DATA FOR THIS TASK
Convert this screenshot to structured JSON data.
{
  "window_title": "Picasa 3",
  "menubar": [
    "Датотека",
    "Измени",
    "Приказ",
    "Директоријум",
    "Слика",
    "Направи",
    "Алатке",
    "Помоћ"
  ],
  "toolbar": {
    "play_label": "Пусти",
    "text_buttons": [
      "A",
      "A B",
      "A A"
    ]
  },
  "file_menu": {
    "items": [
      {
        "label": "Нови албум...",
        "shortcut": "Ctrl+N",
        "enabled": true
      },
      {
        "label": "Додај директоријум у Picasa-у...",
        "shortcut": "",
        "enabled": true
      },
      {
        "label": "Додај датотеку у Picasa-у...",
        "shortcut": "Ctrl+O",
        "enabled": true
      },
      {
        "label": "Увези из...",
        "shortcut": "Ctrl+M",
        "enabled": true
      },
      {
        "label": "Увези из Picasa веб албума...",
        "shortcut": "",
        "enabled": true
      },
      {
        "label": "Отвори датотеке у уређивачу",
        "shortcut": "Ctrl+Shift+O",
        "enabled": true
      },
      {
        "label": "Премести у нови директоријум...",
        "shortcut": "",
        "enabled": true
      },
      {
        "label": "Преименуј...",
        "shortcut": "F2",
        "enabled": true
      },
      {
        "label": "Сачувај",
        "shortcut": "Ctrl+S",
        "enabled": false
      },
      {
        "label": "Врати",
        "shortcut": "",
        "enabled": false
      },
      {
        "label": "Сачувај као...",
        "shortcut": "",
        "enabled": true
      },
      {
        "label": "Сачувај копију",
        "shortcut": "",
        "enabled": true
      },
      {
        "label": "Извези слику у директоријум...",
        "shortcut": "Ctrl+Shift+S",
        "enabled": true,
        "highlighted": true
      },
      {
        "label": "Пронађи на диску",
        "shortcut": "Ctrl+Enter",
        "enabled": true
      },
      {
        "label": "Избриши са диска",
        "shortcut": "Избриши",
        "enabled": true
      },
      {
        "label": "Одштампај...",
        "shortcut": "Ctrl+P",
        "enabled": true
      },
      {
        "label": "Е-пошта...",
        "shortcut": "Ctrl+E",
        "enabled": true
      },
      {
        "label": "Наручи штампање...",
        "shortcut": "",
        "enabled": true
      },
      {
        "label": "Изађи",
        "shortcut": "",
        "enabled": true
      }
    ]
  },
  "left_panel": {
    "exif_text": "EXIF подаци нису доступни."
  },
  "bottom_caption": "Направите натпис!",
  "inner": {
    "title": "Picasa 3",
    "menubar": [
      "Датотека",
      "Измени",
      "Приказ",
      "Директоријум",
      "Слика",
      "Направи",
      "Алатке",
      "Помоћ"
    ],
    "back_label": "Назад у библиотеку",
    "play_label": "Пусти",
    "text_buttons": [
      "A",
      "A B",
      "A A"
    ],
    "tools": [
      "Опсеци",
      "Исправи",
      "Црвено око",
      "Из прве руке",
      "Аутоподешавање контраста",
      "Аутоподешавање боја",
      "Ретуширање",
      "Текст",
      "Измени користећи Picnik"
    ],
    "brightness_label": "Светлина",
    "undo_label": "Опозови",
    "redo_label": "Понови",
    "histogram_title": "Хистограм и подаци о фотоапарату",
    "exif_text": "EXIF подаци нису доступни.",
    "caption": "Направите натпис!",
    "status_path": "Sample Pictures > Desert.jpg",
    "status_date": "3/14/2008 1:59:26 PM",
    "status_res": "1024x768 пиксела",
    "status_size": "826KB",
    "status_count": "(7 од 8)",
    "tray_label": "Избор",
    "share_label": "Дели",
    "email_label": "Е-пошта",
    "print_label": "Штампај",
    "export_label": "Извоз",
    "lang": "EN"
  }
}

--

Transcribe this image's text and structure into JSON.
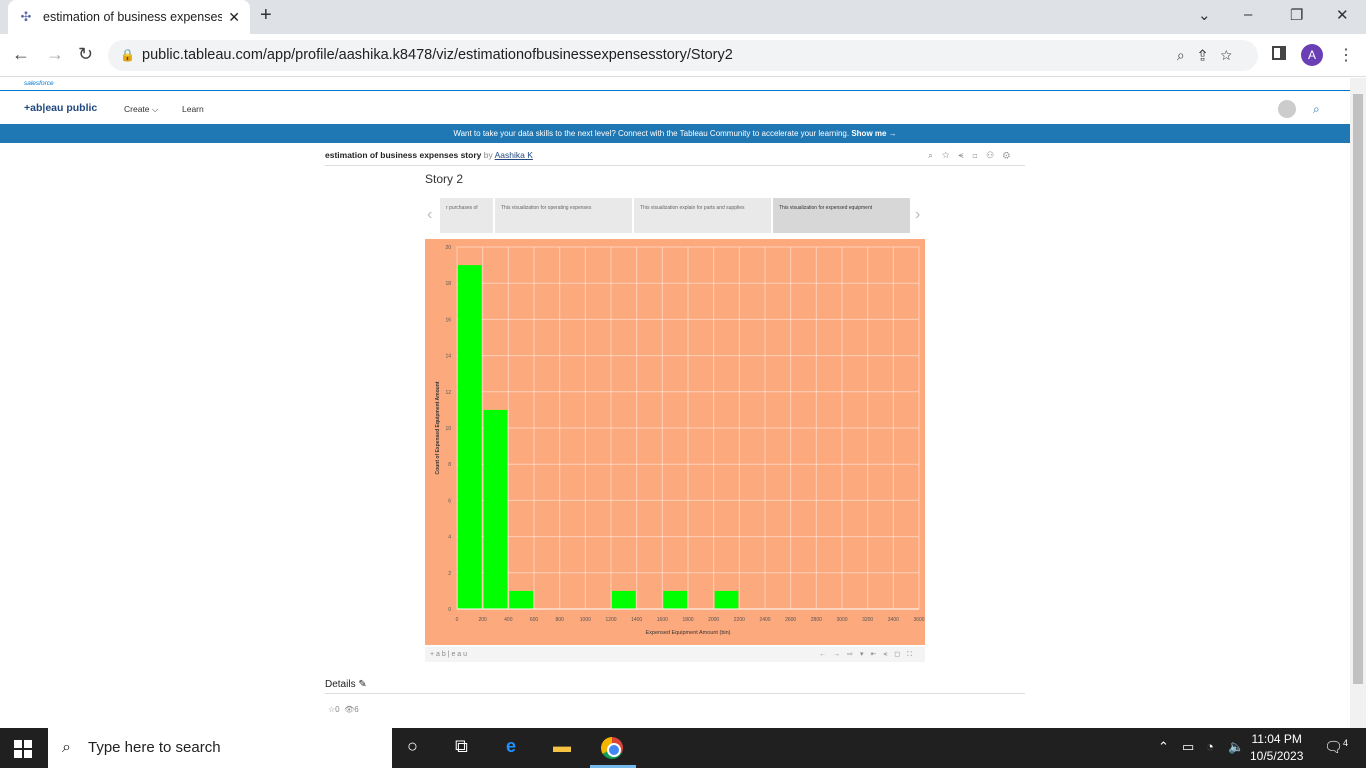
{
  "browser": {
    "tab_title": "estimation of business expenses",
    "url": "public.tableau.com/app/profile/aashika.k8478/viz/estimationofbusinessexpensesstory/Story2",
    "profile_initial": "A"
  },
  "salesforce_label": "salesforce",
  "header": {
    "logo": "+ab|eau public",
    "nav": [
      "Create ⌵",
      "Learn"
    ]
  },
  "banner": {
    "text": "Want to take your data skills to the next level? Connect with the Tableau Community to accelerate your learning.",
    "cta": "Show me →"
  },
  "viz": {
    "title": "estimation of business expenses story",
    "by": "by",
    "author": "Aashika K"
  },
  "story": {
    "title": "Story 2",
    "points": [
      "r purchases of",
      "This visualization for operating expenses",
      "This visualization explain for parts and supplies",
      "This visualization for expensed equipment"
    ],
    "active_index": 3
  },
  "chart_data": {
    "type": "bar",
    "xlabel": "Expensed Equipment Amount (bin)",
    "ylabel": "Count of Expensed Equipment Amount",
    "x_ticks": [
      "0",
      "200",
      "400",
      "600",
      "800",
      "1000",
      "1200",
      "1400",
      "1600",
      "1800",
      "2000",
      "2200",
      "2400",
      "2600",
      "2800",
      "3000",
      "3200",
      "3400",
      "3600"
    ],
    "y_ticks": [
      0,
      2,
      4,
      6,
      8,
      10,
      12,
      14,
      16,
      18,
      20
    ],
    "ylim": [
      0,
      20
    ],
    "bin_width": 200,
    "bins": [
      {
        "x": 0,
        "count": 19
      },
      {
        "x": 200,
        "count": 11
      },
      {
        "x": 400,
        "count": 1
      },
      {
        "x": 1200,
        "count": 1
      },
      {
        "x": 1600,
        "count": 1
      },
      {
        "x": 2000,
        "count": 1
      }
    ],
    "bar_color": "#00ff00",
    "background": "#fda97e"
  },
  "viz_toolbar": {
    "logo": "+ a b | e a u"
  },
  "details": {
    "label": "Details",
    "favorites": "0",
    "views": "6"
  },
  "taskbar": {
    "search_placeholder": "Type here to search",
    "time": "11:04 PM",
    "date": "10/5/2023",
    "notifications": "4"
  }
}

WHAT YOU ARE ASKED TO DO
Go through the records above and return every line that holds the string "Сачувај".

TASK SOLUTION
        "label": "Сачувај",
        "label": "Сачувај као...",
        "label": "Сачувај копију",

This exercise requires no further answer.